Over the past few years, the trade finance landscape has been characterized by the emergence of new technologies and tech-driven platforms. This trend is likely to continue as banks look for solutions to digitize trade finance while opening up for collaboration with fintechs to address their clients’ requirements.
Like many other banks, DBS collaborates with fintechs, and in doing so, it applies a framework called POC – participate, orchestrate, co-create. “We are absolutely open for collaboration and partnership with fintechs,” Sriram Muthukrishnan, group head, trade product management in global transaction services at DBS, told The Asset. “We do not regard them as competition. In fact, in some ways, we regard ourselves as a fintech rather than a bank – that makes it easier.”
Depending on the size of the fintech or the platform, DBS decides on how it can work with them. In some cases, DBS may participate as a financier, although the collaboration often goes further than merely being a funding provider.
DBS may also orchestrate or co-create solutions directly with clients or work with a fintech to service its clients. “The one thing that we always ask fintechs is – do not just come with an abstract idea, think about the customers and the customer solutions to deploy. That is the key for us,” says Muthukrishnan.

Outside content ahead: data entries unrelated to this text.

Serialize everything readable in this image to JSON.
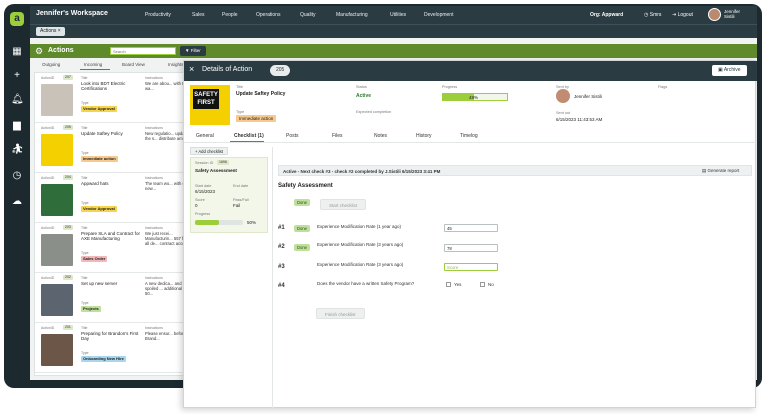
{
  "app": {
    "workspace_title": "Jennifer's Workspace",
    "nav": [
      "Productivity",
      "Sales",
      "People",
      "Operations",
      "Quality",
      "Manufacturing",
      "Utilities",
      "Development"
    ],
    "org": "Org: Appward",
    "smrs": "Smrs",
    "logout": "Logout",
    "user_first": "Jennifer",
    "user_last": "Sistili",
    "actions_chip": "Actions ×"
  },
  "actions": {
    "title": "Actions",
    "search_placeholder": "Search",
    "filter_label": "Filter",
    "tabs": [
      "Outgoing",
      "Incoming",
      "Board View",
      "Insights"
    ]
  },
  "list_labels": {
    "title": "Title",
    "type": "Type",
    "instructions": "Instructions"
  },
  "list": [
    {
      "id": "ActionID",
      "badge": "207",
      "title": "Look into BDT Electric Certifications",
      "type": "Vendor Approval",
      "type_color": "#f4d54d",
      "instr": "We are abou... with the wa...",
      "thumb": "#c9c2b8"
    },
    {
      "id": "ActionID",
      "badge": "205",
      "title": "Update Saftey Policy",
      "type": "Immediate action",
      "type_color": "#f7c98d",
      "instr": "New regulatio... update the s... distribute am...",
      "thumb": "#f4d000"
    },
    {
      "id": "ActionID",
      "badge": "204",
      "title": "Appward hats",
      "type": "Vendor Approval",
      "type_color": "#f4d54d",
      "instr": "The team wo... with our new...",
      "thumb": "#2f6d3a"
    },
    {
      "id": "ActionID",
      "badge": "203",
      "title": "Prepare SLA and Contract for AXE Manufacturing",
      "type": "Sales Order",
      "type_color": "#f0b8b8",
      "instr": "We just recei... Manufacturin... 557 for all de... contract acco...",
      "thumb": "#8a8f8a"
    },
    {
      "id": "ActionID",
      "badge": "202",
      "title": "Set up new server",
      "type": "Projects",
      "type_color": "#bfe09a",
      "instr": "A new dedica... and spoiled ... additional 50...",
      "thumb": "#5c6470"
    },
    {
      "id": "ActionID",
      "badge": "201",
      "title": "Preparing for Brandon's First Day",
      "type": "Onboarding New Hire",
      "type_color": "#a9d6ef",
      "instr": "Please ensur... before Brand...",
      "thumb": "#6c5648"
    }
  ],
  "detail": {
    "header": "Details of Action",
    "number": "205",
    "archive": "Archive",
    "hero_sign": "SAFETY FIRST",
    "labels": {
      "title": "Title",
      "status": "Status",
      "progress": "Progress",
      "sent_by": "Sent by",
      "flags": "Flags",
      "type": "Type",
      "expected": "Expected completion",
      "sent_out": "Sent out"
    },
    "title": "Update Saftey Policy",
    "status": "Active",
    "progress": 0.48,
    "progress_text": "48%",
    "type": "Immediate action",
    "sent_by": "Jennifer Sistili",
    "sent_out": "6/15/2023 11:43:53 AM",
    "tabs": [
      "General",
      "Checklist (1)",
      "Posts",
      "Files",
      "Notes",
      "History",
      "Timelog"
    ]
  },
  "checklist_card": {
    "add_label": "Add checklist",
    "session_label": "Session ID",
    "session_id": "1696",
    "name": "Safety Assessment",
    "start_label": "Start date",
    "start": "6/15/2023",
    "end_label": "End date",
    "score_label": "Score",
    "score": "0",
    "pf_label": "Pass/Fail",
    "pf": "Fail",
    "progress_label": "Progress",
    "progress": 0.5,
    "progress_text": "50%"
  },
  "checklist": {
    "banner": "Active - Next check #3 - check #2 completed by J.Sistili 6/15/2023 3:41 PM",
    "generate": "Generate report",
    "title": "Safety Assessment",
    "done": "Done",
    "start_btn": "Start checklist",
    "finish_btn": "Finish checklist",
    "questions": [
      {
        "num": "#1",
        "text": "Experience Modification Rate (1 year ago)",
        "value": "45",
        "done": true
      },
      {
        "num": "#2",
        "text": "Experience Modification Rate (3 years ago)",
        "value": "78",
        "done": true
      },
      {
        "num": "#3",
        "text": "Experience Modification Rate (3 years ago)",
        "value": "Score",
        "done": false
      },
      {
        "num": "#4",
        "text": "Does the vendor have a written Safety Program?",
        "yes": "Yes",
        "no": "No",
        "done": false
      }
    ]
  }
}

An example of the POC process was DBS’ participation in the LiquidX network when it successfully completed a primary receivables transaction with one of its relationship clients. LiquidX is the global network for illiquid assets, providing an efficient and flexible platform for participants to transact across trade finance, working capital and trade credit insurance asset classes.
“There are customers who want to make sure that they can access the market for their receivable financing requirements, but sometimes they no longer want to work with a single player,” Muthukrishnan points out. “They want to maximize their reach of various financiers, make their trade assets more liquid and get the best possible bids quickly and generate cash.”
In December last year, DBS announced its partnership with one of China’s largest automotive logistics companies, China Capital Logistic Company, and blockchain provider, Wanxiang Blockchain, to launch an automotive blockchain platform that connects car manufacturers, exporters, logistics carriers and car dealerships. The blockchain platform facilitates integrated trade financing from DBS, giving participants easy access to finance on-the-go.
In working with Wanxiang, DBS brings players into the blockchain platform that Wanxiang has created. Citing a particular solution that enables the successful delivery of a fleet of automobiles across China using a small fleet of haulers and individual truck owners, it demonstrates how using blockchain not only solves real business problems, but also enables financial inclusion, whether it is SMEs or micro SMEs, which benefit from the technology.
India fintech collaboration
Over in India, DBS has forged a strategic partnership with a fintech called Priority Vendor. An online discounting platform, Priority Vendor provides working capital solutions to corporates and their suppliers of raw materials, packing materials, transportation and other services to unlock value from the existing supply chain.
In collaborating with Priority Vendor, DBS was able to quickly ramp up its offering to small suppliers in a supply chain finance programme across India. Priority Vendor was able to onboard the suppliers into the platform that it created and DBS was able to utilize the data to provide the competitively priced financing to the SME participants.
DBS is open to collaborating with all kinds of fintechs. “Even if it is a smaller fintech, but is able to provide an innovative solution to a large corporate or set of corporates, we will collaborate with them to help digitize our customers’ journey,” says Muthukrishnan.
In terms of sectors, DBS is keen to work with growth industries which have greater emphasis towards automation or digitization such as TMT, commodities, healthcare and automotive industries. These are the types of industries that DBS is adopting or trying to find solutions for in different ways.
With banks wanting to digitize since trade finance has been mired in using paper for so long and corporates always looking for new solutions, the collaborative efforts between banks and fintechs will continue, according to Muthukrishnan. “The whole approach of using digital onboarding, digital documentation and e-signature or contract – this is absolutely the right move,” he adds
The problem, though, lies in the regulatory environment. Not all countries are on the same page, so to speak. Muthukrishnan explains: “If you want to launch e-signatures for customers on a regional basis, you have to think how are you going to do it in India, in Indonesia and in China. This is the area where regulators can help by aligning the standards.”
DBS engages with a lot of regulators, who are keen to discuss in terms of what can be done to digitize the trade flow and how the bank can provide financing to smaller trade finance participants.
“You would have heard about the Asian Development Bank estimate about the huge US$1.5 trillion trade finance gap globally and the challenges faced by SMEs. The regulators are happy to hear new ideas on how we can plug the gap. Digitalization is one way to do it,” says Muthukrishnan.
Amid the continuing trend for tech-driven ecosystem in trade finance, there are expectations of consolidation in the fintech sector. As Muthukrishnan points out, there are so many fintechs coming up and what people sometimes find is they are centered around just one good idea.